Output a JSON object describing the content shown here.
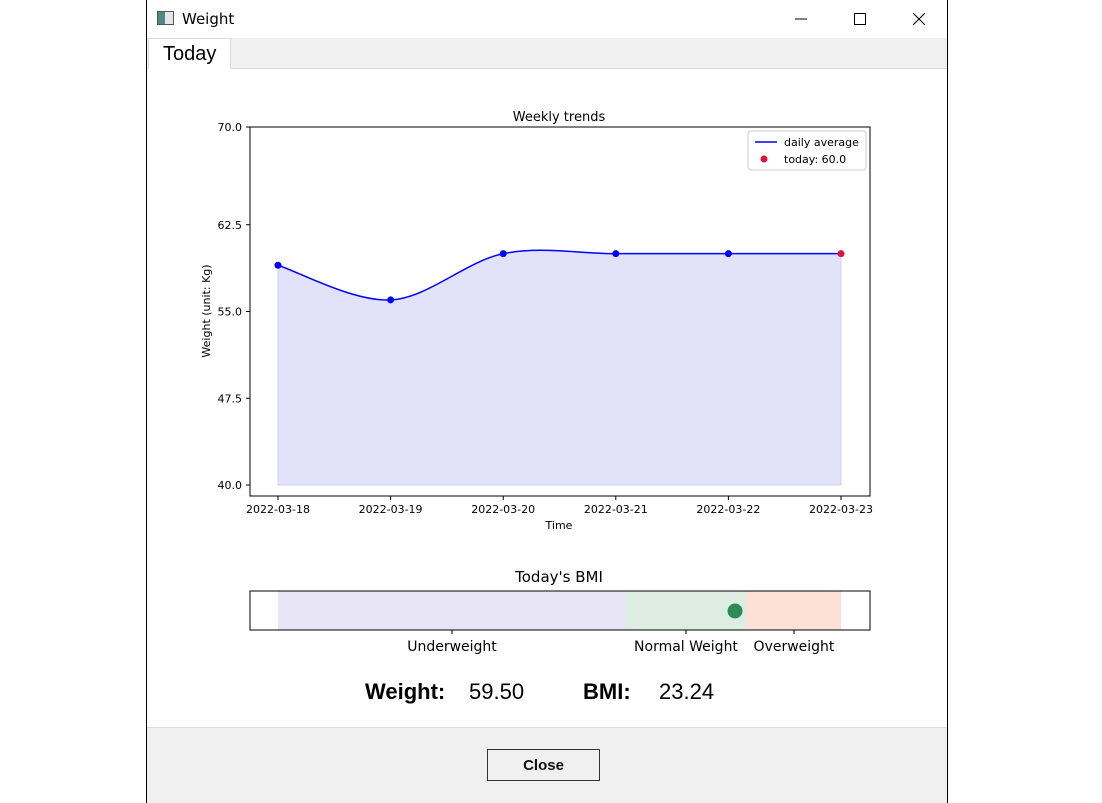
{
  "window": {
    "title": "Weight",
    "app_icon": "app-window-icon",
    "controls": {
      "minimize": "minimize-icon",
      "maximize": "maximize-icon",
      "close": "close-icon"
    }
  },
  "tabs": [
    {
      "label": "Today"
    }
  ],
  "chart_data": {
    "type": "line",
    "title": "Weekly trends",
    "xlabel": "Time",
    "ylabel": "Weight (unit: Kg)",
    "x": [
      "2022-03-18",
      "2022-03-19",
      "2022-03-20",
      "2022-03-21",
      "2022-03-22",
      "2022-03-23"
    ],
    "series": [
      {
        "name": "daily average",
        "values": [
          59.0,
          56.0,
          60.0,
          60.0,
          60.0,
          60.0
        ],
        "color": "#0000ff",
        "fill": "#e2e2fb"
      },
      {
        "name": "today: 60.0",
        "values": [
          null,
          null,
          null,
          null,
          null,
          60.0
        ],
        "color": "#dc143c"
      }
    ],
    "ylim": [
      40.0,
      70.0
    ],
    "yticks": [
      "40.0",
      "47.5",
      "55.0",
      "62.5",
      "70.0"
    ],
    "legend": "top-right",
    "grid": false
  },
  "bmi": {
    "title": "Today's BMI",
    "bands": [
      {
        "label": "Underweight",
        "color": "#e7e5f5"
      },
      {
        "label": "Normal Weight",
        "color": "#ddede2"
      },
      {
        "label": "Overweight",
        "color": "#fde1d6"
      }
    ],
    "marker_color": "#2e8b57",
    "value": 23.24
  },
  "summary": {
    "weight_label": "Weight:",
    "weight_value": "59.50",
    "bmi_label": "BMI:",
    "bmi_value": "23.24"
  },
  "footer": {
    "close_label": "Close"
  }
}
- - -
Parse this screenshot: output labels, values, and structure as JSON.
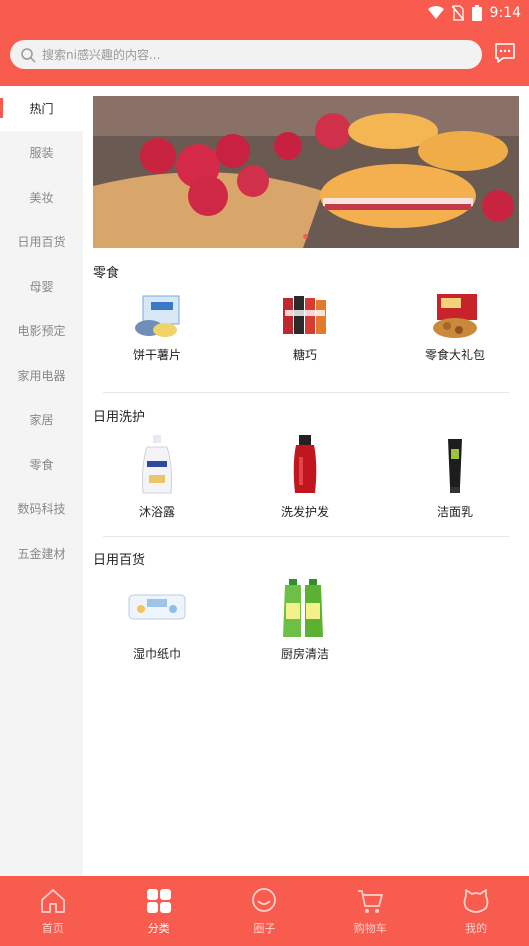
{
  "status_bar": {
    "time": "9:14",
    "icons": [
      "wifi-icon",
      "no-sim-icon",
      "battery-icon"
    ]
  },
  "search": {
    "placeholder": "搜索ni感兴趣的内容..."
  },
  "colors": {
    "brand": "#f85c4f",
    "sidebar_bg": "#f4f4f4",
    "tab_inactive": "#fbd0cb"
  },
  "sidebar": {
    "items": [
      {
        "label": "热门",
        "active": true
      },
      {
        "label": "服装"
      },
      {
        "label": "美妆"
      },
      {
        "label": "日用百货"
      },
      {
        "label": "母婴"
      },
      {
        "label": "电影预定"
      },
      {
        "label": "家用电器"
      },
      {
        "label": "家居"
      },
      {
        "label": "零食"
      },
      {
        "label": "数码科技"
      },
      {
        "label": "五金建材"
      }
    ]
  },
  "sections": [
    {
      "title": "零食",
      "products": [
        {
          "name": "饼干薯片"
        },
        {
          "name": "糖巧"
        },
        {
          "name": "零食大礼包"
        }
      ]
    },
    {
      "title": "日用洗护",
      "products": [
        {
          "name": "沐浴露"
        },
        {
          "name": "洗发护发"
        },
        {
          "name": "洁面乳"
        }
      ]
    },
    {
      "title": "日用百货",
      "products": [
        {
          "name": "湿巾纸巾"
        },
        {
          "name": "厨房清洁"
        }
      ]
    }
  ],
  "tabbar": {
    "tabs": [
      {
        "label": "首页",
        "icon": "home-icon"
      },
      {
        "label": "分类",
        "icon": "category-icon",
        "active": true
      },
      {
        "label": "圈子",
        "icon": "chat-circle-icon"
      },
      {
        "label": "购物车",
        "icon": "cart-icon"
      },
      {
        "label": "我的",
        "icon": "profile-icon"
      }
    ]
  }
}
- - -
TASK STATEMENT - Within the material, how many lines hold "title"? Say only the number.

ANSWER BELOW - 6